- **Problem to work on**
Your answer consists of the lines in the data that contain "will". Copy each of them.

── Material for this exercise

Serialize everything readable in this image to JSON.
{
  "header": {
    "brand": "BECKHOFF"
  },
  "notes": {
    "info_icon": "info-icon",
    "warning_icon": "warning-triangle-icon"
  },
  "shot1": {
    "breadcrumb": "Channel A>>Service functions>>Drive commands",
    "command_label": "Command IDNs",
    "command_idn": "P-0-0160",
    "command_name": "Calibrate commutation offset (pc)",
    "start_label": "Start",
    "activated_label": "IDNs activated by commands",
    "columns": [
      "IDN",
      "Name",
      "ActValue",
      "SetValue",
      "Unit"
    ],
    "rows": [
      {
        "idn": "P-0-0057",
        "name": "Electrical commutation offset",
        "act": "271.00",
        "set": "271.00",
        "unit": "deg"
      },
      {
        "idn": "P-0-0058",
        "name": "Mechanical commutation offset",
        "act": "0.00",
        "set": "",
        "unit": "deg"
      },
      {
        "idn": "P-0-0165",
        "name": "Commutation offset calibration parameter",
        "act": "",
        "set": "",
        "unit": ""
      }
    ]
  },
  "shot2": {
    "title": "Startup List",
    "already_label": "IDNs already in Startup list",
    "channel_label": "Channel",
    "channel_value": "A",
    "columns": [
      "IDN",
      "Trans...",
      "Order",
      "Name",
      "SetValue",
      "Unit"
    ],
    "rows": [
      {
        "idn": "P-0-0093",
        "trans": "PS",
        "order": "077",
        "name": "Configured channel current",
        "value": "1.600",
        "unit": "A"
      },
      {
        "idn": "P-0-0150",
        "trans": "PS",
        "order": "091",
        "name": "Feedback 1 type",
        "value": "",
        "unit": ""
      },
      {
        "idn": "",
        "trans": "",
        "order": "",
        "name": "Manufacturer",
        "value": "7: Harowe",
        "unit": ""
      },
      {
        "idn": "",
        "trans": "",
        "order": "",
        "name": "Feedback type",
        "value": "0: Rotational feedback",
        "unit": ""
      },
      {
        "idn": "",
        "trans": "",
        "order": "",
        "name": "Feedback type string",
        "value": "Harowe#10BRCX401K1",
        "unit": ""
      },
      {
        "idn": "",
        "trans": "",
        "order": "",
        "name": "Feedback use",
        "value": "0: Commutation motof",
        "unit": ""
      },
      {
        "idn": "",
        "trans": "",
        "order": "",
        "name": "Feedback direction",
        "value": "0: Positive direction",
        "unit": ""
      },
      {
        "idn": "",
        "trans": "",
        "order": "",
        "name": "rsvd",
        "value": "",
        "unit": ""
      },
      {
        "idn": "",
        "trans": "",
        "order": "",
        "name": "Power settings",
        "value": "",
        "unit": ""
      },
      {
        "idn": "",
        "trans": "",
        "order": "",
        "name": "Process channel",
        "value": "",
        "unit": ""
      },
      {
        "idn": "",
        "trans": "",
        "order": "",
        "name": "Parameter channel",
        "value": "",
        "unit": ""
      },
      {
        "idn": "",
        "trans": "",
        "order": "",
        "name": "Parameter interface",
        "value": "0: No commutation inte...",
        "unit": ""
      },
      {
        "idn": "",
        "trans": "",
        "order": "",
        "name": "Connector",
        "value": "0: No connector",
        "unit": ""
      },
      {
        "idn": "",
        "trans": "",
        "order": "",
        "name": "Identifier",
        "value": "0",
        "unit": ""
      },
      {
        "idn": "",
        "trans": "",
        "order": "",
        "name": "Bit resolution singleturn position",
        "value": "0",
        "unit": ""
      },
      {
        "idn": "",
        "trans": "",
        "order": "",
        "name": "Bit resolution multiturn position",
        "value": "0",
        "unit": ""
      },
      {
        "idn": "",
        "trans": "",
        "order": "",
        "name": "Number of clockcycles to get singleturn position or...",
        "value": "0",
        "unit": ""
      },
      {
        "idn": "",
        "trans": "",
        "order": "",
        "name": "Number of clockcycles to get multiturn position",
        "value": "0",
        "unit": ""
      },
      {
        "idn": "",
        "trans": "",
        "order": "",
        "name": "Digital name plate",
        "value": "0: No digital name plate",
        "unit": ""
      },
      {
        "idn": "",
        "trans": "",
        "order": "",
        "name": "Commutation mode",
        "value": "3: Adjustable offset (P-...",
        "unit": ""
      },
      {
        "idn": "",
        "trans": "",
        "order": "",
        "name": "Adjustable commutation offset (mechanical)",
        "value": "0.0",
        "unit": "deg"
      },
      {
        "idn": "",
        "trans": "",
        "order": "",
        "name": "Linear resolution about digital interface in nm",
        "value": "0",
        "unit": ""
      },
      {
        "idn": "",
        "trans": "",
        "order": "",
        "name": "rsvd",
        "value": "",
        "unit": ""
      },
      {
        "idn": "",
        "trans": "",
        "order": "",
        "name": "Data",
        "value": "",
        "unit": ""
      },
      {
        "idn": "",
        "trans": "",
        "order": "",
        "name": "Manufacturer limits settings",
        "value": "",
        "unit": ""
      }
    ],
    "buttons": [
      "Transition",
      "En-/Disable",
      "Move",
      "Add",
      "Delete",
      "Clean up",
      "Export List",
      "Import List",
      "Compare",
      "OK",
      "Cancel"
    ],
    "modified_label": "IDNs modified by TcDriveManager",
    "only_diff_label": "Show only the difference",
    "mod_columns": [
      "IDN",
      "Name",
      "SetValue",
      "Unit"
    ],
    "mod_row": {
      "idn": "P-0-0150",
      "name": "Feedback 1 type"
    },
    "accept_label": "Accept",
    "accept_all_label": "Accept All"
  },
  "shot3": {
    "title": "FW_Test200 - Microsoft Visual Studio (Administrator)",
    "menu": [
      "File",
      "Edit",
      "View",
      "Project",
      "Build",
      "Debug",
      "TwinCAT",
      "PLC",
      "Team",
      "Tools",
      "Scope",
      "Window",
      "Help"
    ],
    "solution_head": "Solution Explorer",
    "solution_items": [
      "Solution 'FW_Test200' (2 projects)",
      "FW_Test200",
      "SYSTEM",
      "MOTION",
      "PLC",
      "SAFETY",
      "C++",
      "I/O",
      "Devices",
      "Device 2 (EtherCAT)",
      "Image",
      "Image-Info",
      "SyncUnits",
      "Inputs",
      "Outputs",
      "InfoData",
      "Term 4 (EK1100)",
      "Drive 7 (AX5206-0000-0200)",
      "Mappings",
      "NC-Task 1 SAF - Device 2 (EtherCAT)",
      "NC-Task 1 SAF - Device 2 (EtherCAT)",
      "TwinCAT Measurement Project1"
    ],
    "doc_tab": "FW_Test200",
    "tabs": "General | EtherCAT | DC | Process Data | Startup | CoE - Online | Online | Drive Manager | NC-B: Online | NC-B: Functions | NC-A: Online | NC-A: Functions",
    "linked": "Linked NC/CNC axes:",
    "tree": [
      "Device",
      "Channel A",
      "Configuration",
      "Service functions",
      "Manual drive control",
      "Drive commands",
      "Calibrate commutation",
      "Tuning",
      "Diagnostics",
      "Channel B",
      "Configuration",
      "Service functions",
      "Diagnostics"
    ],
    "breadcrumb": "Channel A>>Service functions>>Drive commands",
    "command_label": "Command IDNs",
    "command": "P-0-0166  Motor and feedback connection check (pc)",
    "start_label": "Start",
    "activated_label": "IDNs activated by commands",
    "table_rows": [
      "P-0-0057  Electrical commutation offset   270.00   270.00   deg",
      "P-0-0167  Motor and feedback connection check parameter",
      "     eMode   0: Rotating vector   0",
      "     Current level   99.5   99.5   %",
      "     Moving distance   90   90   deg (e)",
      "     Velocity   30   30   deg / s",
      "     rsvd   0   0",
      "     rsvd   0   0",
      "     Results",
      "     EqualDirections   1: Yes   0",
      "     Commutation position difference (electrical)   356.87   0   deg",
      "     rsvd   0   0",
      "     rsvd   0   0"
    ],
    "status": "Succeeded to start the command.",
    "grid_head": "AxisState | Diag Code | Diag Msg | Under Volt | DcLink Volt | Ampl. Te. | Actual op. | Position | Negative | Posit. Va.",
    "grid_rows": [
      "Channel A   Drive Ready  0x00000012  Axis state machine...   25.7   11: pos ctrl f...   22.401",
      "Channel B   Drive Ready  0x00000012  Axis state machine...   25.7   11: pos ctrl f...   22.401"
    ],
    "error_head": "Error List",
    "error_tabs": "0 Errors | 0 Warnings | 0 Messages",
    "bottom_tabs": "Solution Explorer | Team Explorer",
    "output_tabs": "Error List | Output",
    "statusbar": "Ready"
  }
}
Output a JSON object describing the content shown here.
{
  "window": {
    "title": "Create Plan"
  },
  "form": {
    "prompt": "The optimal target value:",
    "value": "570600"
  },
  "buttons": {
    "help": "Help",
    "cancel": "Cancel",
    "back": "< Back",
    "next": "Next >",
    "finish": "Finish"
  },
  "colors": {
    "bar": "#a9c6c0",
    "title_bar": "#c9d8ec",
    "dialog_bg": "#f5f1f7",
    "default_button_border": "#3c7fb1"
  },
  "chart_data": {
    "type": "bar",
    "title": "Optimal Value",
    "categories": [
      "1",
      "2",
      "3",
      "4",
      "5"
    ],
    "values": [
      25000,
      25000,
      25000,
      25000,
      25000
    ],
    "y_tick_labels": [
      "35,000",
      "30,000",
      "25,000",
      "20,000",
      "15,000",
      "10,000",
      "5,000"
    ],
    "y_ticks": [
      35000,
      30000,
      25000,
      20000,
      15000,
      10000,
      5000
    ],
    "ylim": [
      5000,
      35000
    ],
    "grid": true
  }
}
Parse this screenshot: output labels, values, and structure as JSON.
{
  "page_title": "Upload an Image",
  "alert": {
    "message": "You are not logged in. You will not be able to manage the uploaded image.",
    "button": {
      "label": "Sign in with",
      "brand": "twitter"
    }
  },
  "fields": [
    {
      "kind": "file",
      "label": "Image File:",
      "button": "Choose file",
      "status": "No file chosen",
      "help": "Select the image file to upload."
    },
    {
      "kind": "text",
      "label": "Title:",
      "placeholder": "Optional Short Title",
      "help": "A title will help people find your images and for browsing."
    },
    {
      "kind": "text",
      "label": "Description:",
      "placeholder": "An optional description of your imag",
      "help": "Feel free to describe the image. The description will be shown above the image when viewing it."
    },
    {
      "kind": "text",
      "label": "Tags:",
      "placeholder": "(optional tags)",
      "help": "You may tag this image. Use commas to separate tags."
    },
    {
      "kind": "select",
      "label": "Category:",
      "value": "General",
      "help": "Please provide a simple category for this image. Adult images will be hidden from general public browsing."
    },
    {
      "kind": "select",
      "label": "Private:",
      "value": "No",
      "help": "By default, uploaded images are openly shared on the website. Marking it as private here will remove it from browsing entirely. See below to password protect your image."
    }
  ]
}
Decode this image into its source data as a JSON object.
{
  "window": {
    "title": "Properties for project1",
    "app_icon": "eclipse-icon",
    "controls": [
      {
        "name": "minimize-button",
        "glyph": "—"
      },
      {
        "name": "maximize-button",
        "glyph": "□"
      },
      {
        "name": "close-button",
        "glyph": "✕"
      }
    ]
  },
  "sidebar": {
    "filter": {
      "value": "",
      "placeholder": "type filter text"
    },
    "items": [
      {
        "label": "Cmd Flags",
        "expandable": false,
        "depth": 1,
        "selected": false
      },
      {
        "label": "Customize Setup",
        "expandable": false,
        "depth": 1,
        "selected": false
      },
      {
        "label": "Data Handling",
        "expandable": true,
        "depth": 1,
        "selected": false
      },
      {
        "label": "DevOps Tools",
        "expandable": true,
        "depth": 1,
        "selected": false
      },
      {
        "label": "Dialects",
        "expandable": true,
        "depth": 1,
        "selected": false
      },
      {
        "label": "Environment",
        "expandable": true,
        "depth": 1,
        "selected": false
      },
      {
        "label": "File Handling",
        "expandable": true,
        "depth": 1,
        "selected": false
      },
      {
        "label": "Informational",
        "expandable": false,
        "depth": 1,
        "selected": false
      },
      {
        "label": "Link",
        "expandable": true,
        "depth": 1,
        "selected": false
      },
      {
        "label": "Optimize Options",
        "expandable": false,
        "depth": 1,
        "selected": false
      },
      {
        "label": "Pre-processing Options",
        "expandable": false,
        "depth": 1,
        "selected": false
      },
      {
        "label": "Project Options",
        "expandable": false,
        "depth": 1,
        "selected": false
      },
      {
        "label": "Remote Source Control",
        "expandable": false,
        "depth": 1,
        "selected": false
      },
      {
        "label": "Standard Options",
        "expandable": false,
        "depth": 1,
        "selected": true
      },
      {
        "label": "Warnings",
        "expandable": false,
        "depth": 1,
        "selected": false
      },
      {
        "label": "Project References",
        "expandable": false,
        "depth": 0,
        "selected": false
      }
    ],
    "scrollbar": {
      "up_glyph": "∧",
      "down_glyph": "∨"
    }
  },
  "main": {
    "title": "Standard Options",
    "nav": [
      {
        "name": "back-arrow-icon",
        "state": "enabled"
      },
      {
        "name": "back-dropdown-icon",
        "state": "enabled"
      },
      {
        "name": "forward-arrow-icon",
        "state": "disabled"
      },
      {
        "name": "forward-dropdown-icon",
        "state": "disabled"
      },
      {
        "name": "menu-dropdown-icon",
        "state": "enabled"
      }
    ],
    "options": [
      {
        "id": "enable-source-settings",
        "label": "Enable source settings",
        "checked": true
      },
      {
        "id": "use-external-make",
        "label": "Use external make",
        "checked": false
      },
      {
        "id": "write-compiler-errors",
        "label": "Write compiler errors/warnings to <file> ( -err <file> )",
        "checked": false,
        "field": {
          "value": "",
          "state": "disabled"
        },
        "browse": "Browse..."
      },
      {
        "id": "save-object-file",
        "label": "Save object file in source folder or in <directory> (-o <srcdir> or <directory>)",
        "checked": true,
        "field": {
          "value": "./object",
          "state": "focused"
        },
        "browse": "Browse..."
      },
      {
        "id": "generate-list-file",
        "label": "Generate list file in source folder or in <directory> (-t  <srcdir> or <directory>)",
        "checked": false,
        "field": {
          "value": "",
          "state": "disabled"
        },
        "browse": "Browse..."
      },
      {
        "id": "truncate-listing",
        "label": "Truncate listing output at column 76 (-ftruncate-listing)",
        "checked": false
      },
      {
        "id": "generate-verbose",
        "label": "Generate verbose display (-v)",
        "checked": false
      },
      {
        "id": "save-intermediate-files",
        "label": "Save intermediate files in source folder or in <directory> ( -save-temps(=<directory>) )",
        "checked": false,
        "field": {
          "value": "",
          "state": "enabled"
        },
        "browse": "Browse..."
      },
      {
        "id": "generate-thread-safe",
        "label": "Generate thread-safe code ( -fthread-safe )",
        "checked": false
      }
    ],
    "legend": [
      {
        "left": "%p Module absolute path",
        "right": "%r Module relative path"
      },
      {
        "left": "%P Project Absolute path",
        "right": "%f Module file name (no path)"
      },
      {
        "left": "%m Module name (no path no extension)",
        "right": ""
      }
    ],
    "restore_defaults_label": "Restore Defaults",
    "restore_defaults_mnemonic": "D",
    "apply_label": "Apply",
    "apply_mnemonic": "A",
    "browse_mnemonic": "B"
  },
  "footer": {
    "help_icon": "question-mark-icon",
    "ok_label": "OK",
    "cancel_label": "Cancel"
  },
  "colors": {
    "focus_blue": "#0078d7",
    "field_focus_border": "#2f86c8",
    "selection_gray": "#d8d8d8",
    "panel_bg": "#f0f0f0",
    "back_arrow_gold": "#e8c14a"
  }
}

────

- **Exercise answer**
    "message": "You are not logged in. You will not be able to manage the uploaded image.",
      "help": "A title will help people find your images and for browsing."
      "help": "Feel free to describe the image. The description will be shown above the image when viewing it."
      "help": "Please provide a simple category for this image. Adult images will be hidden from general public browsing."
      "help": "By default, uploaded images are openly shared on the website. Marking it as private here will remove it from browsing entirely. See below to password protect your image."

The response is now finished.